World Rhino Day – 22nd September
World Rhino Day was celebrated on 22nd September. Its mission is to spread awareness of rhino conservation efforts and inform how we can help continue that work. Zoos and rhino sanctuaries all over the world host events and fundraisers.
5 Species of Rhino
There are five species of rhino. Black and white rhinos are found in Africa, while the Sumatran, Javan and greater one horned are found in Asia. In the early 20th Century it is thought that there were as many as 500,000 rhinos in the wild. Now, however, their numbers are far lower.
Javan and Sumatran rhinos are critically endangered with less than 100 of each left. One horned rhinos, found in India and Nepal, are on the increase thanks to conservation efforts, but are still vulnerable. There is thought to be about 3500 in the wild.
Black rhinos are also critically endangered, with fewer than 6000 in the wild. White rhinos are the most numerous of all the 5 species, with numbers of around 20,000.

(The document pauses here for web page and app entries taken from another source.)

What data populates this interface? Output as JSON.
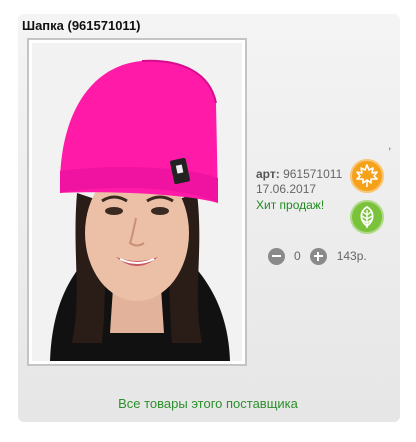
{
  "product": {
    "title": "Шапка (961571011)",
    "art_label": "арт:",
    "art_value": "961571011",
    "date": "17.06.2017",
    "hit_label": "Хит продаж!",
    "quantity": "0",
    "price": "143р.",
    "photo_description_icon": "product-photo"
  },
  "badges": [
    {
      "icon": "maple-leaf-icon",
      "color": "#f6a11a"
    },
    {
      "icon": "leaf-icon",
      "color": "#7ac23a"
    }
  ],
  "footer": {
    "supplier_link": "Все товары этого поставщика"
  },
  "colors": {
    "accent_green": "#2c8f2c",
    "hat_pink": "#ff1aa8"
  }
}
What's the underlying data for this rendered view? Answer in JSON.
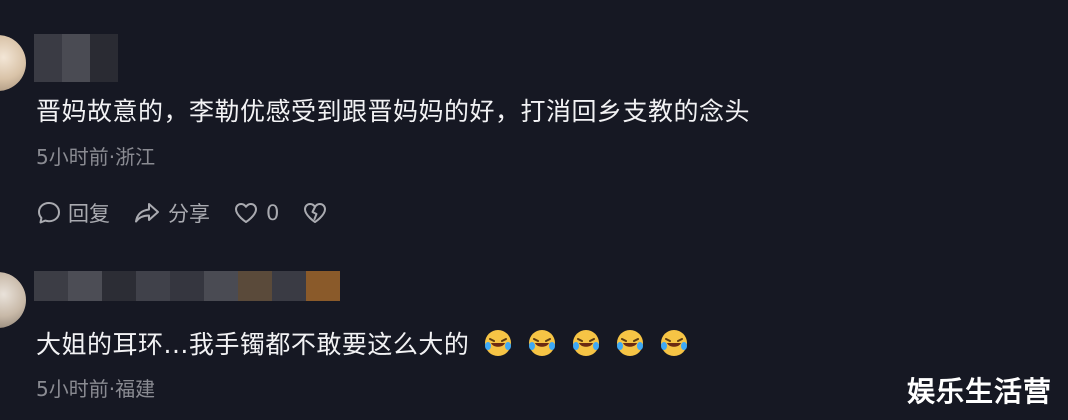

Positive WWF conservation news
The Chitin National Park in Nepal is home to a population of one horned rhinos. One of the risks posed to them is from flash flooding. WWF helped to fund a project building soil mounds as refuge for the rhinos during floods. It is hoped that the rhinos will use the higher ground and stay above rising floodwaters.
Javan rhinos are among the rarest in the world. They are solitary creatures and rarely seen within their dense forest habitat. There is a small population in the Ujung Kulon National Park in Java. WWF provided camera traps so as to help monitor the rhinos and learn about their behaviour. Four new baby rhinos were spotted using the cameras which has given everyone hope for their future.

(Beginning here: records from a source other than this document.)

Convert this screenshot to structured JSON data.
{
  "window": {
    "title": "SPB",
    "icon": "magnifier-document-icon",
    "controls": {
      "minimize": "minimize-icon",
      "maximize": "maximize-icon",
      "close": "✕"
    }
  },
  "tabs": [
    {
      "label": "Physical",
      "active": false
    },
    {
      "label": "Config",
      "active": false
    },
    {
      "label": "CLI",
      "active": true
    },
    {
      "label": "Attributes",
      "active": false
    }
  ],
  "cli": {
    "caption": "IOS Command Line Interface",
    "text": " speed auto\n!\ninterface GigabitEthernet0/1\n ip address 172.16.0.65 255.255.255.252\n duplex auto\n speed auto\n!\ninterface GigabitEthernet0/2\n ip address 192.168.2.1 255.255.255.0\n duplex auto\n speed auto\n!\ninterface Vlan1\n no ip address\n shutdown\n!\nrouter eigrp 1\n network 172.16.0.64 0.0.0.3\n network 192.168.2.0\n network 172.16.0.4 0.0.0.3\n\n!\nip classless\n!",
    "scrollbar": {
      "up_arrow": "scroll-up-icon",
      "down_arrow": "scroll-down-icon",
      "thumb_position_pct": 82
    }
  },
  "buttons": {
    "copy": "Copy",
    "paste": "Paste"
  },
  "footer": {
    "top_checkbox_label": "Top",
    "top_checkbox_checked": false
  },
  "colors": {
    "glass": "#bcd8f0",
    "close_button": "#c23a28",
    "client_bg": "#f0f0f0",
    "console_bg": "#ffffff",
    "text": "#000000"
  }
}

Black rhinos have been hampered by poaching and habitat loss. Their numbers reached a critically low 2500 in recent years. However, in March this year the IUCN reported some positive news. Their population numbers have risen to 5630. WWF worked hard with local communities, governments and NGO’s to fund campaigns in anti poaching and the illegal trade in rhino horns.

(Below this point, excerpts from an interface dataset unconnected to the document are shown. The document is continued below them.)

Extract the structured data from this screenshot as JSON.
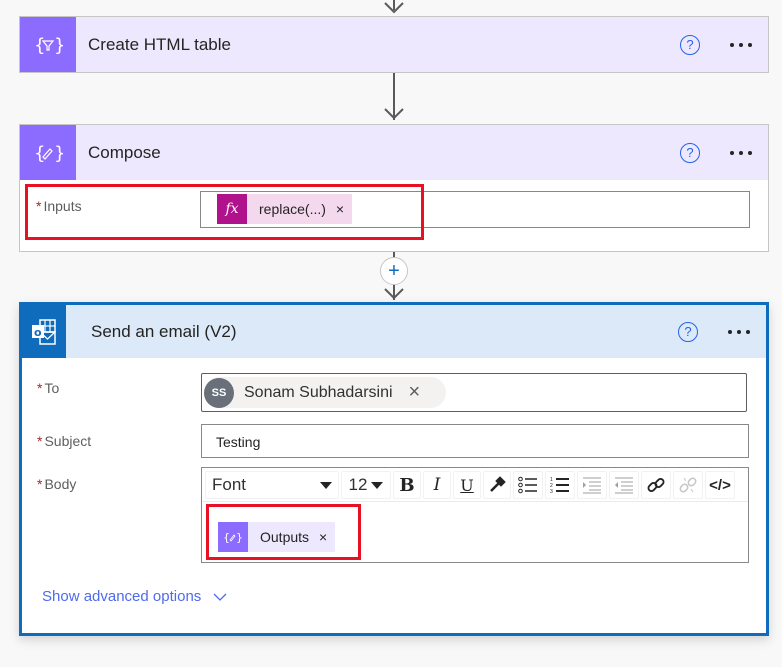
{
  "flow": {
    "steps": [
      {
        "id": "create-html-table",
        "title": "Create HTML table",
        "icon": "data-operation-icon",
        "accent": "#8c6cff",
        "header_bg": "#ede8fd"
      },
      {
        "id": "compose",
        "title": "Compose",
        "icon": "compose-icon",
        "accent": "#8c6cff",
        "header_bg": "#ede8fd",
        "fields": [
          {
            "label": "Inputs",
            "required": true,
            "required_marker": "*",
            "token": {
              "label": "replace(...)",
              "icon": "fx-icon",
              "icon_text": "fx",
              "color": "#b0128c",
              "bg": "#f3d8ee",
              "remove": "×"
            }
          }
        ]
      },
      {
        "id": "send-email",
        "title": "Send an email (V2)",
        "icon": "outlook-icon",
        "accent": "#0f6cbd",
        "header_bg": "#dbe9f8",
        "fields": [
          {
            "label": "To",
            "required": true,
            "required_marker": "*",
            "recipient": {
              "initials": "SS",
              "name": "Sonam Subhadarsini",
              "remove": "×"
            }
          },
          {
            "label": "Subject",
            "required": true,
            "required_marker": "*",
            "value": "Testing"
          },
          {
            "label": "Body",
            "required": true,
            "required_marker": "*",
            "toolbar": {
              "font": "Font",
              "font_size": "12",
              "buttons": [
                "bold",
                "italic",
                "underline",
                "color",
                "bullet-list",
                "numbered-list",
                "indent",
                "outdent",
                "link",
                "unlink",
                "code-view"
              ],
              "bold_label": "B",
              "italic_label": "I",
              "underline_label": "U",
              "code_label": "</>"
            },
            "token": {
              "label": "Outputs",
              "icon": "compose-icon",
              "color": "#8c6cff",
              "bg": "#ede8fd",
              "remove": "×"
            }
          }
        ],
        "advanced_link": "Show advanced options"
      }
    ],
    "help_symbol": "?",
    "add_step_symbol": "+"
  },
  "highlight_color": "#e81123",
  "link_color": "#4f6bed"
}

This year has been a challenging one for conservation teams. The funds for conservation projects come from multiple areas; principally charitable donations, governments, and tourism. Many of the front line conservation teams work in tourism. However, the coronavirus pandemic has brought tourism to a stand still. There is a danger conservation successes are lost as tourism contributes to a sizeable amount of funding as well as raising awareness. Thankfully charitable donations are still coming in and are keeping things going as best it can.
If you are interested in finding out more about supporting rhino conservation then please visit our Adopt a Rhino page.